Arizona Secretary of State Katie Hobbs launches gubernatorial campaign
Hobbs’ profile rose dramatically in the wake of the 2020 election, when she made numerous media appearances – initially on the Arizona vote count and later on defending the state count against some of the conspiracies. baseless Republicans. Hobbs was the main critic of the so-called Maricopa County ballot audit recently.
She adds, “In 2020, against all odds, in the midst of a pandemic, we have proven that democracy works.… Arizona needs to work for everyone. That’s why I’m running. Let’s get the job done.”
Current Arizona Governor Doug Ducey – a Republican – is on a time limit. A handful of Republicans have said they are considering an offer and Kimberly Yee, the current state treasurer, has announced a race to succeed Ducey.
Hobbs was narrowly elected as Arizona Secretary of State in 2018. She previously served as a member of the Arizona Senate and House of Representatives.
The 2020 election was the culmination of sweeping political change in Arizona, marking the second time a Democratic presidential candidate has won the state in more than seven decades. The state that was once a Republican home, known to right-wing leaders like Barry Goldwater and John McCain, is now in the midst of a shift, propelled by a growing Latin American population, an increase in the number of new voters. States like California and Illinois and how suburban voters drastically broke with the Republican Party during Trump’s tenure in the White House.
For Democrats, the next few years in Arizona will focus on continuing the state’s left turn, a goal that will include increased outreach to Latin American communities and seek to further divide the Republican Party from its once suburban base.
Hobbs played a central role in this change, using his platform as Secretary of State to assure voters – and the nation that was closely watching the state – that the results in Arizona were fair and accurate, despite vocal complaints from Trump and other Republicans.

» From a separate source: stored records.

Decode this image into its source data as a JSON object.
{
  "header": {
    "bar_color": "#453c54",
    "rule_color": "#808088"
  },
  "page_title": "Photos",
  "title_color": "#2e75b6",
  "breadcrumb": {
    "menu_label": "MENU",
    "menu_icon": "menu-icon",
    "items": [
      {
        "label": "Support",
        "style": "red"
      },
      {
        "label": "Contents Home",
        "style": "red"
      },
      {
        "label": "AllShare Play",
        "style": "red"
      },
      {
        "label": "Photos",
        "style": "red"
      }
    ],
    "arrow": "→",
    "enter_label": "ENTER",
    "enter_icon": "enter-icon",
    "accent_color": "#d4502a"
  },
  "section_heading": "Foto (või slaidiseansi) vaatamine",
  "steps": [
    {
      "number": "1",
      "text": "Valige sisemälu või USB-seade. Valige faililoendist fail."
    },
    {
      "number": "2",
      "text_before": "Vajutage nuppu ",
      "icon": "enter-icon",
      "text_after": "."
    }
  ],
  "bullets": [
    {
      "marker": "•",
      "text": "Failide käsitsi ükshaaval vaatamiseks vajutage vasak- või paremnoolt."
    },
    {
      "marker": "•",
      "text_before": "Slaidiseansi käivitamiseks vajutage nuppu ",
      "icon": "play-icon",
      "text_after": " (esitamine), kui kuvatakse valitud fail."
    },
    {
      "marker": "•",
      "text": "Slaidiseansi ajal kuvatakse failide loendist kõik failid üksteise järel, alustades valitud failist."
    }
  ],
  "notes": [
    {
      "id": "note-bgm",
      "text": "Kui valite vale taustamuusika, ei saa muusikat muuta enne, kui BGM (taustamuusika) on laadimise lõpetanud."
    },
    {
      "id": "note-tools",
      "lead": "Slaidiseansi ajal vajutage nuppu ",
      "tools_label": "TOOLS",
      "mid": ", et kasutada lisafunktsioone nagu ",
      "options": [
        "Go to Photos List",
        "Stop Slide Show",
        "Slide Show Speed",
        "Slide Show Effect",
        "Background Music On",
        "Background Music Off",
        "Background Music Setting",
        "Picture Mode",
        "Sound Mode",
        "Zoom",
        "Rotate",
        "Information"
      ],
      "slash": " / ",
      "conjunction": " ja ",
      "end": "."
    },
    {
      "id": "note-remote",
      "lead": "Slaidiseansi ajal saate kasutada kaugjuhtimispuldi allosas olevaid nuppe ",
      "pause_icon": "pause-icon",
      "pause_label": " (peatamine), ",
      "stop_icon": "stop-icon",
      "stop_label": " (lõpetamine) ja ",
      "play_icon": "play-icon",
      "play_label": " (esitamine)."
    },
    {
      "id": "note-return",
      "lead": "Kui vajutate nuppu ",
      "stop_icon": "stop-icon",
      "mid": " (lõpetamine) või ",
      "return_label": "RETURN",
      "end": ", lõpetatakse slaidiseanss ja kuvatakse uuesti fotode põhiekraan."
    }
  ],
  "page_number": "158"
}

Her work has also recently positioned her at the center of Republican efforts to audit the count of the ballots in Maricopa County, a process that has drawn Republicans into a party struggle between those who want the audit and those who want the audit. county officials who call this a joke.
“What I think is so essential for everyone to understand – and I think they do because we’ve been talking about it for so long – it’s dangerous,” she told CNN’s Anderson Cooper at About the audit on Wednesday.
“This is not an audit; it does not meet any of the standards or best practices that you would see in a post-election audit and it will do nothing to determine the validity of the election results,” she said on “Anderson Cooper 360.” “All this is going to do is continue to undermine the integrity of our election and fuel the concerns of voters, which are unfounded because this election was free, fair and accurate.”
This story has been updated with additional comments from Hobbs.
CNN’s Caroline Kelly and Eric Bradner contributed to this report.